Democratic speakers said Tuesday that they were hopeful for bipartisan support on expanding further mental health services for young people, including those through schools. The two-year state budget approved in late 2021 provided funds for schools to hire the equivalent of 115 additional school psychologists. Blue said the school psychologist-to-student ratio in public schools remains low.

Democrats believe there is some Republican interest in creating a legal process for the removal of firearms from someone believed to be an extreme risk of harming themselves or others. Sweeping gun violence prevention legislation passed by Congress with support of some Republicans following the Uvalde shootings provides grants to states that initiate what also are known as “red flag” laws.

“I think I am starting to hear more willingness by others to engage in conversation,” said Rep. Marcia Morey, a Durham County Democrat. She acknowledged later that such a legal process wouldn’t apply to juveniles, but other laws could be implemented to discourage gun access for youth.

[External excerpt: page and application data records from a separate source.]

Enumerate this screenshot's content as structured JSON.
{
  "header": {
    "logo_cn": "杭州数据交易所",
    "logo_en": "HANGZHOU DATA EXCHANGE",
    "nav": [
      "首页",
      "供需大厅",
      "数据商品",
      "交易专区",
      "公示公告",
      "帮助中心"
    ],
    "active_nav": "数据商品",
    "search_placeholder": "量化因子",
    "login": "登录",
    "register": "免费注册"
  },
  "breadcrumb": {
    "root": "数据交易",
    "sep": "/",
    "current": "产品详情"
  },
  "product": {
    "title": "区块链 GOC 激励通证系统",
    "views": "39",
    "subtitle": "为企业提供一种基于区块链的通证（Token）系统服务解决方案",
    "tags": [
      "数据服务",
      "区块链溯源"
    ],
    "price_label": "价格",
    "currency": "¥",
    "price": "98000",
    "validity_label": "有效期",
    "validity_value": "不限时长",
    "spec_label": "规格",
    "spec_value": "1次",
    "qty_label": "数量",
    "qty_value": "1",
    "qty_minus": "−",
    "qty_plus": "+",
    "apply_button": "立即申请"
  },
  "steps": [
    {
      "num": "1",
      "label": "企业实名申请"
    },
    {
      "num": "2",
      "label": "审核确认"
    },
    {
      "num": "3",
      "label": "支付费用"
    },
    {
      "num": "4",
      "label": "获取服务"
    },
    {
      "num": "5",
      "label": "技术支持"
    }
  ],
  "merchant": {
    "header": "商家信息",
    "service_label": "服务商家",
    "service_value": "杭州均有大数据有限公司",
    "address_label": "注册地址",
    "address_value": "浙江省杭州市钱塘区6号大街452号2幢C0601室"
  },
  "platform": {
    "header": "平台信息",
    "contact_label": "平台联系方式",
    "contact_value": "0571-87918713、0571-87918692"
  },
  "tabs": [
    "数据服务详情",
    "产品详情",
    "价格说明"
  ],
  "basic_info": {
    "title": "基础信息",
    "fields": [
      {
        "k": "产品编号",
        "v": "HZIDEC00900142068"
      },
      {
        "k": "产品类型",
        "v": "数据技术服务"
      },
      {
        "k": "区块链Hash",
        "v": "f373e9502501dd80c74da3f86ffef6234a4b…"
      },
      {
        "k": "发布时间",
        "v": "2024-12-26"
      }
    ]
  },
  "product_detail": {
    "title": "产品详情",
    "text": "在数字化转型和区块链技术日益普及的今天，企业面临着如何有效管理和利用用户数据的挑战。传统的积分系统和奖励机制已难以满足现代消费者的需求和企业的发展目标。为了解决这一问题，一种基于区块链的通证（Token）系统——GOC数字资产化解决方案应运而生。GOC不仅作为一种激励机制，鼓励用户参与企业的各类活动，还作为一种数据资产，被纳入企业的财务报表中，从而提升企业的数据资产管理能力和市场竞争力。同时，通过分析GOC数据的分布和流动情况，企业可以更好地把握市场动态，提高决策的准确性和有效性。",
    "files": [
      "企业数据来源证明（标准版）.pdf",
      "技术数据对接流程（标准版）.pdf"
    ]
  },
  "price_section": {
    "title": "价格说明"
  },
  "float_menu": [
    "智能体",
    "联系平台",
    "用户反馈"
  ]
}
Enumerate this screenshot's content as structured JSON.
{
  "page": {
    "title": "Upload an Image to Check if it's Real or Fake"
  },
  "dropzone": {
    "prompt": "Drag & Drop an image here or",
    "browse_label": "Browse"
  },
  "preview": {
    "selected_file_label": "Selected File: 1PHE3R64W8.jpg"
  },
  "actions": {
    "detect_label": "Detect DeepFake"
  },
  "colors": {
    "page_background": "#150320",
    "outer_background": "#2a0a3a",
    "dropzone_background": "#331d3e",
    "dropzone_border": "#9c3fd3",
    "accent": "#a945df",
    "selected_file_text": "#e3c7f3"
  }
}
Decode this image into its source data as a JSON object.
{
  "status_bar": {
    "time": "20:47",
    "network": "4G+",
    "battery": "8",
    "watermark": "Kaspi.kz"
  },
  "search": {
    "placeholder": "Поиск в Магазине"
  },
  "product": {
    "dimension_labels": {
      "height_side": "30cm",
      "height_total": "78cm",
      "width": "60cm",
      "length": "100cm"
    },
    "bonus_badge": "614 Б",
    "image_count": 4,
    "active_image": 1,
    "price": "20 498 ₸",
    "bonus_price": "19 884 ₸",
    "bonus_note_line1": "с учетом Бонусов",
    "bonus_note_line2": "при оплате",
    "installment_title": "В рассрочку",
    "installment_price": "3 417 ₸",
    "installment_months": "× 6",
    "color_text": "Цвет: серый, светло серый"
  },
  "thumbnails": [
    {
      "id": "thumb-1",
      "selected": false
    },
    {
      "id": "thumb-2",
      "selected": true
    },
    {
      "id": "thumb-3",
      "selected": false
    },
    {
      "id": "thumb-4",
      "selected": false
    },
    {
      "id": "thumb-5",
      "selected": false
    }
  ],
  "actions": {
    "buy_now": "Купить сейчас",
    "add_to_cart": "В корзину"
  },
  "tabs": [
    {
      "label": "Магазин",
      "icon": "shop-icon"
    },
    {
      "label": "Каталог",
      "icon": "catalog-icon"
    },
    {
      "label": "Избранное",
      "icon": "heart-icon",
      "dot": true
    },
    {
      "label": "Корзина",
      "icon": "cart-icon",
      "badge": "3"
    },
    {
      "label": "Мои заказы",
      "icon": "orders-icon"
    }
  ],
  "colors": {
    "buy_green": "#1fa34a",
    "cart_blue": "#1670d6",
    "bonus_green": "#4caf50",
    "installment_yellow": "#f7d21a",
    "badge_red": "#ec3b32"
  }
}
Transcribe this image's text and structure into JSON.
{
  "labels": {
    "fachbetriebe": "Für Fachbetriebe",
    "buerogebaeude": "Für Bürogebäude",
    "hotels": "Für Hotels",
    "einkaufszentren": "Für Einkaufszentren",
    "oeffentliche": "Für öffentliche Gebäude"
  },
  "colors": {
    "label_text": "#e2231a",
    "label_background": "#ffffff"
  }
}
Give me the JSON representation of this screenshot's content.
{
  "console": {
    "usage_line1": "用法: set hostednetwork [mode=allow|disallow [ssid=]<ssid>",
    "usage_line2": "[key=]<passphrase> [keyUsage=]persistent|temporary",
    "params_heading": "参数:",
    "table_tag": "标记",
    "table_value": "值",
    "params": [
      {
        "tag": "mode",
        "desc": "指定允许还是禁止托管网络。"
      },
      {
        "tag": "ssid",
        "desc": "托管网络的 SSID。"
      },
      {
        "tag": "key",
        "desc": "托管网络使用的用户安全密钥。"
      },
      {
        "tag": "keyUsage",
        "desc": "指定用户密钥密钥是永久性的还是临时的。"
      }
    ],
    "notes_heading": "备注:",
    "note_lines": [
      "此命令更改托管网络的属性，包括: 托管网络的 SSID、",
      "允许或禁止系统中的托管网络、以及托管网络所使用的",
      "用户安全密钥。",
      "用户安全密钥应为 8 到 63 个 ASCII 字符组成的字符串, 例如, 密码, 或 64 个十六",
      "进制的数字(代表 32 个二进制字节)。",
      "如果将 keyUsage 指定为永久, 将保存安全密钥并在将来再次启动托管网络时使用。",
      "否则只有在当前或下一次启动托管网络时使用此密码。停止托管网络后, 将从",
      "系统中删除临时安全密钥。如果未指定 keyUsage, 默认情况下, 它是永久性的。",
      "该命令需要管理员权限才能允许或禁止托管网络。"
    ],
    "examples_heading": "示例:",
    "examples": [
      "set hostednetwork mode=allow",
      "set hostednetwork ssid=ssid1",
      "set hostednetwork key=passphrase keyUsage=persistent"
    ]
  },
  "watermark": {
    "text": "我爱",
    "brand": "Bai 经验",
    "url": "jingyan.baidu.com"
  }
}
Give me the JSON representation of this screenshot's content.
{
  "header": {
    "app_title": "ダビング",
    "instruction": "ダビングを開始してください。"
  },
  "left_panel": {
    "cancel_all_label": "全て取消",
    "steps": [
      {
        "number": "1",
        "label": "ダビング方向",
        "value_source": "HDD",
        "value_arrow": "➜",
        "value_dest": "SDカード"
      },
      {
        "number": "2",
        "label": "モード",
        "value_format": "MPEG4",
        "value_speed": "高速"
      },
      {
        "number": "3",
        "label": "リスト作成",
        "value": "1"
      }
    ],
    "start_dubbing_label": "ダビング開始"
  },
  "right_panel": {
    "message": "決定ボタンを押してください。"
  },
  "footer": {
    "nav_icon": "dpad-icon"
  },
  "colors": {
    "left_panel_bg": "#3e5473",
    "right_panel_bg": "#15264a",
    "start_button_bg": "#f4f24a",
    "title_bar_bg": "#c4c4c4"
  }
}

That could include a bipartisan House measure, approved by a near-unanimous margin last year, that would direct and fund a two-year education campaign on the safe storage of firearms, including ways to receive a free gun lock.

State Sen. Bobby Hanig, a Pasquotank County Republican who sponsored the bill when he served in the House until recently, is strongly opposed to restrictive gun measures. Hanig said the education campaign is about increasing the probability that gun owners will use common sense and keep weapons securely away from someone who might want to do harm to themselves.

“If the gun is put away and it’s in a safe, we’ve just saved somebody’s life,” Hanig said.